Pen names and writing in multiple genres? The main consensus is to stay with one name, yours or a pseudonym, but be very clear on your websites and in your marketing, what your books contain. If you write adult and young adult (as I do) you need to make sure your fans know what they're getting when they purchase your books. Market separately. The only exception is Erotica, where you may want to use a separate pen name, website, etc. if you write in other genres as well.
I love writing conferences, retreats, and seminars -- anywhere I can shelve my real life problems for a bit and mingle with those who truly understand that "voices in your head" exist. It's a time set aside just for me [and my talky characters, who come to life in these settings], wherein I can recharge my author batteries and renew the passion for writing I crave worse than chocolate.
This last conference, specifically targeted to self-published authors, was the shot in the arm I needed, because the sky never seems to quit falling in my life, and I stood on a publishing ledge, ready to "end it all." True story. My author shingle swayed in the breeze on one last nail. Now, gratefully, I'm back in the chair, my virtual young characters alive inside my again, chattering away with new stories. Granted, I'm not as prolific as I desire, but I'm writing again, and whether I put out six books a year, or one, at least I'm where I feel "at home" once again.

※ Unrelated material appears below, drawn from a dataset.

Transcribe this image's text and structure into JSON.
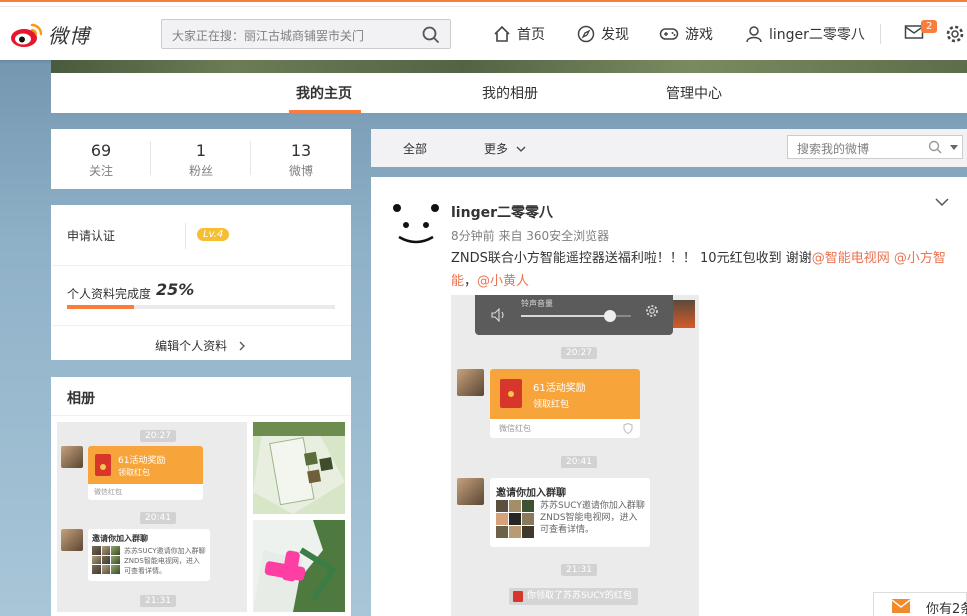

So, the lesson here? Don't give up. Do what you can, as much as you can, and DO NOT compare yourself to others. Pat yourself on the back often. You're working on your dream and if you're writing, you've already accomplished more than those who say "I wish" because you are already "there."
Oh, and if someone asks if you want to buy a squirrel? Ask for two, just to be on the safe side.
Thanks for stopping by. As always, be kind in thought and deed.